Yes, I know it is somewhat overused, but that is exactly where I am right now. You see, a few months back a builder we had worked with in the past came in and did a bid on updating the bathrooms and doing an overhaul on our kitchen. The design they did was gorgeous but involved a LOT of tearing up and reconstructing. And, the price tag was more than we paid for the house a little over 20 years ago. Well, let's just say we started thinking, which I know is dangerous, and wondered if we should take a different approach.
We live on the far north side of a large metropolitan area. Our son and his family (translated- two of our grandchildren!) live on the far south side. I am fortunate to be able to take care of the children for a number of weeks during the school year but the commute is long...over an hour one way when the traffic is good, and it rarely is.
Soooo... we decided to downsize, sell this place and move to the south side. If you are a stitcher you know where this is heading! Yep. I need to go through my stash and carefully think about what I want to keep.
Over the years I have cleared out my sewing room. I've gone through magazines, kits, fabric, etc., but I still seem to have a lot of things hanging out in that room. Things I couldn't possibly finish should I live to be 150 years old! How do I do this? How would you do it?
I started first by taking a long hard look at my magazine collections. Recently several publishers have offered back issues in digital form. Just Cross Stitch has a 10 year collection on one CD, and it includes the ornament issues. I purchased the CD and have now cleared up quite a bit of shelf space.
I also did this for my Piecework collection. They don't offer as many issues on one CD, but it is still a great space saver.
The one magazine that is available in digital form that I can't bring myself to replace is Sampler and Antique Needlework. I really enjoy flipping through those and reading the articles and doing it on a laptop just isn't the same.

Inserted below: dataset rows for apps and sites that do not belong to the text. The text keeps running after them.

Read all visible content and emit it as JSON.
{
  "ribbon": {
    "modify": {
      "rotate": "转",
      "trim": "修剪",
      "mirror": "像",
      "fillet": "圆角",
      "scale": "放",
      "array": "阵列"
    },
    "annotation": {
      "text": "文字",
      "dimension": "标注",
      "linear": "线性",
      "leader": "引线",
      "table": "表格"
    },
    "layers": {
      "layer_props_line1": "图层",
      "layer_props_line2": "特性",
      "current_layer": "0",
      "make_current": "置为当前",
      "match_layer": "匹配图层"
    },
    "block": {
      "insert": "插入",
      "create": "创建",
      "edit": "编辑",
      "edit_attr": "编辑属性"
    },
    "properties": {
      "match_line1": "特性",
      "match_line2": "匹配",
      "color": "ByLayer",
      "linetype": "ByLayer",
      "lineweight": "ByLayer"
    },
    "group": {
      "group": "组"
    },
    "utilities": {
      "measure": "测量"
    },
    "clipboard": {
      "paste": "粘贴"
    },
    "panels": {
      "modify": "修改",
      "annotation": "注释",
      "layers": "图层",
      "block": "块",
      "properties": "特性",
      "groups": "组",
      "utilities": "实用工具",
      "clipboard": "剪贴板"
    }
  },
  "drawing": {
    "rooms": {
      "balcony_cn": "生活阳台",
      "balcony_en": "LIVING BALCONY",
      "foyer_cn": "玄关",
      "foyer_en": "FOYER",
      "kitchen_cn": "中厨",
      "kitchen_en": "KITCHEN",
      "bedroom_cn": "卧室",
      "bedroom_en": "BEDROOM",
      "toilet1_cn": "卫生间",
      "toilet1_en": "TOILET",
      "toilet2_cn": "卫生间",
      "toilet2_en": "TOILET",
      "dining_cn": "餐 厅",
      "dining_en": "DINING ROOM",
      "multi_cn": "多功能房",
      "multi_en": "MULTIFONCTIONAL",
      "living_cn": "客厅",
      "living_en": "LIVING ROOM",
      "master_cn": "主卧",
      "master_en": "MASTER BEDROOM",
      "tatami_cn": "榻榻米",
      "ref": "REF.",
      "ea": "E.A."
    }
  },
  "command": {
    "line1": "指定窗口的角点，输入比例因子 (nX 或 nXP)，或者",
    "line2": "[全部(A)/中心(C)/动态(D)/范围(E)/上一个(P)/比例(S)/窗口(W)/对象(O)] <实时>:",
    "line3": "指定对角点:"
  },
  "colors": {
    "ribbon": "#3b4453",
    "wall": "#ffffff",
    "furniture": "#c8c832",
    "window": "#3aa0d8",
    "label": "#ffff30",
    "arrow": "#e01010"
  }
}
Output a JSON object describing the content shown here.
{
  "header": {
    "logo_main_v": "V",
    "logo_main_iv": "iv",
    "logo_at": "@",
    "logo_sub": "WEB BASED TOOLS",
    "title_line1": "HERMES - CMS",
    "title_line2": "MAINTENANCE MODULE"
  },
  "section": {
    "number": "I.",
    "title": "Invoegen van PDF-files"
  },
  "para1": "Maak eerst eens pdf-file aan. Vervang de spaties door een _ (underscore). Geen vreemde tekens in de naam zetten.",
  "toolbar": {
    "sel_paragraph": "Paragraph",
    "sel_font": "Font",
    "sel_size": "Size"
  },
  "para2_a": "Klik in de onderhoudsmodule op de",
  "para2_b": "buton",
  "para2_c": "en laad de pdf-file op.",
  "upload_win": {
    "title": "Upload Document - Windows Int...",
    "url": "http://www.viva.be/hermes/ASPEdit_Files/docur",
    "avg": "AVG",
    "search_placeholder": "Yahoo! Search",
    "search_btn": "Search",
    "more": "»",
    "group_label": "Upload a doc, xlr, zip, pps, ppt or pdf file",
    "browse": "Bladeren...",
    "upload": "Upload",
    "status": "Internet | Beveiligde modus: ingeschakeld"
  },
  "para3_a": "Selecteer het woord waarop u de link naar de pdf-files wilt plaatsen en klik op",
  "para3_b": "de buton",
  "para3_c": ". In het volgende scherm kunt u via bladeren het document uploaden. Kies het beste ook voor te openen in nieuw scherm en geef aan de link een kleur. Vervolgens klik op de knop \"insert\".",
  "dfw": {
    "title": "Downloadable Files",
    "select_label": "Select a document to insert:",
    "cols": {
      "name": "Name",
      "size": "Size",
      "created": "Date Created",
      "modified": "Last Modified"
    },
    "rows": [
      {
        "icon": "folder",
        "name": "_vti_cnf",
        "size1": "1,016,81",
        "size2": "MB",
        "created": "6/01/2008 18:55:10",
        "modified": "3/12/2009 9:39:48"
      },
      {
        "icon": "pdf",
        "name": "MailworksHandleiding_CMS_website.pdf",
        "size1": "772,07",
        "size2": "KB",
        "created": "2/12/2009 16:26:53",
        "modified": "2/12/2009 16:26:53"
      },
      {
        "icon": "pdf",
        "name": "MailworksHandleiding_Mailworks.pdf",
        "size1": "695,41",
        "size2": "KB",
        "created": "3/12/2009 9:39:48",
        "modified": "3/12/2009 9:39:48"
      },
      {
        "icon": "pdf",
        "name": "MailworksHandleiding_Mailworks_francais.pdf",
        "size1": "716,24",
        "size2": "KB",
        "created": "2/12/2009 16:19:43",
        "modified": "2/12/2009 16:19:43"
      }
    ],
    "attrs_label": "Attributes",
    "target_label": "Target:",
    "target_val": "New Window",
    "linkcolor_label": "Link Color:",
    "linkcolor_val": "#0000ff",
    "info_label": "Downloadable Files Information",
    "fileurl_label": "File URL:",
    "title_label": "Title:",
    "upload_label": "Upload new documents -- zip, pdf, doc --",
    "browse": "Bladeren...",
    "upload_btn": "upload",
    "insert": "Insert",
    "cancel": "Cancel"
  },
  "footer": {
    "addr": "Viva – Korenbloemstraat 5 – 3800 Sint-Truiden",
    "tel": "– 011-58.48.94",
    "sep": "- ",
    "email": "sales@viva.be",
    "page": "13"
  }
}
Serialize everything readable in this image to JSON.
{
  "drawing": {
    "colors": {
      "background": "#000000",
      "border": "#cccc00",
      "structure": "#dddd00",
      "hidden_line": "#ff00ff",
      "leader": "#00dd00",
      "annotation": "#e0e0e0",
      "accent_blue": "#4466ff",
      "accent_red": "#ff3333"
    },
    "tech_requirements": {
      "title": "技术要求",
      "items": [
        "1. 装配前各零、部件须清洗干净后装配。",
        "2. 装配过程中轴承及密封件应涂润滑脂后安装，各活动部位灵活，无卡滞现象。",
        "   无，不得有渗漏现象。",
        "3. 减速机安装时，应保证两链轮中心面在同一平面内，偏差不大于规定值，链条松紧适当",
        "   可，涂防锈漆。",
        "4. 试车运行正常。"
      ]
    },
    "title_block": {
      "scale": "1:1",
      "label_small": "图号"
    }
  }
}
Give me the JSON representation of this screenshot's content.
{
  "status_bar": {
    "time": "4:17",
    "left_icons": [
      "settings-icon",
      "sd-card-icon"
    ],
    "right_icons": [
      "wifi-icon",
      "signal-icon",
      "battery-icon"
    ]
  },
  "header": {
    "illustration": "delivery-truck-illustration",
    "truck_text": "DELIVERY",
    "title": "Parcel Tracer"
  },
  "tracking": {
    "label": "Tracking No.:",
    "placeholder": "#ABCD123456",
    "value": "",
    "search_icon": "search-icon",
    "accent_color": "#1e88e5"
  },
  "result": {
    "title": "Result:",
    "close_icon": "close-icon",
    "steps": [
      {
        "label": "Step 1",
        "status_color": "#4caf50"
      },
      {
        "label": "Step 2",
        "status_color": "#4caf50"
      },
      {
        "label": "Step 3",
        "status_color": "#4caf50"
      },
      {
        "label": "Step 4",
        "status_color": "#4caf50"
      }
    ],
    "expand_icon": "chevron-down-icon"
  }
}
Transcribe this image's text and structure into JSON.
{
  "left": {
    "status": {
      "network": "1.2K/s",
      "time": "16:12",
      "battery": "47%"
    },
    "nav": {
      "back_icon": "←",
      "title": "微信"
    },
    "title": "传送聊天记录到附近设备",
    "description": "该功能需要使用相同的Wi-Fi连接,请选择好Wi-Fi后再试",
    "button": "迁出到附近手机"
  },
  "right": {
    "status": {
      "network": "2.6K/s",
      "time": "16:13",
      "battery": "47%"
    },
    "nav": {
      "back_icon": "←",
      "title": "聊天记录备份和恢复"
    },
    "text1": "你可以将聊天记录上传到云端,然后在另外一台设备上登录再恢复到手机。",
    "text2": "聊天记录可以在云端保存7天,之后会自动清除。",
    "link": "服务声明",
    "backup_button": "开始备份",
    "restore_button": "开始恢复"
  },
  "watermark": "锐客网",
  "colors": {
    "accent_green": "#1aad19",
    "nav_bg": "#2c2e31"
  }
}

I then went through the remaining magazines and (now don't hyperventilate!) ripped out the projects I really saw myself doing one day and then I recycled the rest of the magazine. I purchased those plastic sleeve protectors, placed one project facing the front and one facing the back, and put the sheets in a three ring binder. I have a binder for Quilting, Hardanger, Tatting, Needlework. I also have one that includes a variety of interesting articles I want to read or refer to later on.
I did save some complete issues, but this process cleared out a lot of shelf space and that translates into not needing to box and move them later!
I still have a lot of cleaning out to do. The home is being built and we won't move until late April or early May. Still, it's a large task. Hopefully this downsizing process will help me focus on what I truly want to spend my time stitching on.